Coal-fired plants will continue to be in use despite objections by different groups on grounds of health and environmental pollution, Ministry of Electricity and Energy deputy minister U Tun Naing said. He told the Amyotha Hluttaw, the upper house of Myanmar’s national bicameral legislature, that the government intended to go ahead with the construction of coal-fired plants to address the energy shortage in the country. “We’re planning to go ahead with our plan to build coal-fired plants in partnership with private companies,” U Tun Naing said at a meeting held on August 16 with the Amyotha Hluttaw.
He said that in its latest power mix plan, Myanmar will draw 33 percent of its energy needs from coal. “That’s about 7,940 megawatts (MW) out of the total installed capacity of 23,594 MW,” he said.
Meanwhile, 38pc will be supplied by hydropower, 20pc by natural gas and the remaining by renewable sources of energy such as solar power. In comparison, under the country’s Energy Master Plan published in 2014 to address energy shortfalls, coal will form 30pc of the energy mix by 2030. Hydropower had the biggest share at 57pc at the time, with the remaining generated by natural gas and renewable energy.
Despite the need for more energy to generate power, coal plants have faced difficulties operating due to objections by villagers worried about its health implications. Last year, the government scrapped a US$2.8 billion coal-fired plant to be built near the Karen State capital of Hpa-An by Toyo-Thai Co Ltd, a joint venture involving Thai and Japanese engineering and construction firms.
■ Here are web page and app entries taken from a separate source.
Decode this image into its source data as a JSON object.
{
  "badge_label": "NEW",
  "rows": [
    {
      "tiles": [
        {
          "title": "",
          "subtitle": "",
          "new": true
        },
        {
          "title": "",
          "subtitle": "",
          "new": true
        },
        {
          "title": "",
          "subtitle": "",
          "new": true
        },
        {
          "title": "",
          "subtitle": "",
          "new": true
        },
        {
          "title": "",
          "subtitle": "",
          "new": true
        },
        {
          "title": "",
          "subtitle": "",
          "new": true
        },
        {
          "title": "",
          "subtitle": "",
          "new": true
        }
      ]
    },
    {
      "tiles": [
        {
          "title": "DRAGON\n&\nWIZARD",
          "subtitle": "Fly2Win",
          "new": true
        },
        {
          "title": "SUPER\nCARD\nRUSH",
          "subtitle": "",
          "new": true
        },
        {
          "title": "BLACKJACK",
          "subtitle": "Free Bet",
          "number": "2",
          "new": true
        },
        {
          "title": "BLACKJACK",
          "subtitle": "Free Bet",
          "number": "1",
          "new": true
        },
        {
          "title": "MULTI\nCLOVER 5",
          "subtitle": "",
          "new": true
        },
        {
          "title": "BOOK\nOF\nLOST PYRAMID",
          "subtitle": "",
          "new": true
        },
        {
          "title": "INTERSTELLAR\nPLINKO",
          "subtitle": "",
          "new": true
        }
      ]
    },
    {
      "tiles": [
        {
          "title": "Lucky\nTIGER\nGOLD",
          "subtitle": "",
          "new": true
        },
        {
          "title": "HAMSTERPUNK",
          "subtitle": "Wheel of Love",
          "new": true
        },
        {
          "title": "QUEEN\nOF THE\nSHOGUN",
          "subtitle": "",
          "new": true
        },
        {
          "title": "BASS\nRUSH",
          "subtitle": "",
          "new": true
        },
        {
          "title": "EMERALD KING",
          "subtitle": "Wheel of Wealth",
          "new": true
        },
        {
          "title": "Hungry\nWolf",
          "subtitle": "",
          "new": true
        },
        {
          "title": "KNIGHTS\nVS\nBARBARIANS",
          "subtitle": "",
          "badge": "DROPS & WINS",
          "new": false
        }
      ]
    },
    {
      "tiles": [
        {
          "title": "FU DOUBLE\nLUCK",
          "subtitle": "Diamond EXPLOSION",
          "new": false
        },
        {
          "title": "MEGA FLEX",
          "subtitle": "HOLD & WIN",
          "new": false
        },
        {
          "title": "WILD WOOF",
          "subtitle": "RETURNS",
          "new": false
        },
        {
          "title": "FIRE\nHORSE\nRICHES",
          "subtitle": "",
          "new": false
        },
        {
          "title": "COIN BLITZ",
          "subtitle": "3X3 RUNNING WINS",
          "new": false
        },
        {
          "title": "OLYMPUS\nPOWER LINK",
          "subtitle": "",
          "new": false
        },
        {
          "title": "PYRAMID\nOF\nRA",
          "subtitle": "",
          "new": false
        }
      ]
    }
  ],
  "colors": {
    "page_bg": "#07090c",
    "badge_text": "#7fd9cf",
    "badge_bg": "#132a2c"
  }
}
In 2014, a coal-fired plant operated by Wuxi Huaguang Electric Power Energy Co Ltd was shut down when it ignored a waste management request issued by the Ministry of Electricity and Energy. The request was issued after the ministry received complaints about the impact of waste from the plant on the surrounding environment. But a year later, the plant recommenced operations after it pledged to upgrade the plant and conduct the necessary waste management procedures. Approved in 2002, the 120-megwatt Tigyit plant is Myanmar’s first coal-fired power plant.
Detractors of coal-fired plants have noted that while coal remains a major source of feedstock for power plants, its use has gradually fallen. They have pointed out that Myanmar should leverage on its abundant hydropower sources instead of using coal. U Ko Ko, Sagaing Region’s Amyotha Hluttaw representative for constituency No. 8, backs a plan to generate up to 8,000 MW of electricity from coal-fired plants. The region is a major producer of coal, especially in the Kalaywa area, where coal-mining firms have been accused of polluting the environment.
“We can’t be choosy about where the electricity comes from especially when it can benefit the country and people. It is not the time to say no to coal when only 35pc of our country’s population have access to electricity,” U Ko Ko.
In Asean, coal remains a major source of feedstock, supplying almost half of needs in Laos, 41pc in Indonesia and Malaysia, 20pc in Thailand and 45pc in Cambodia.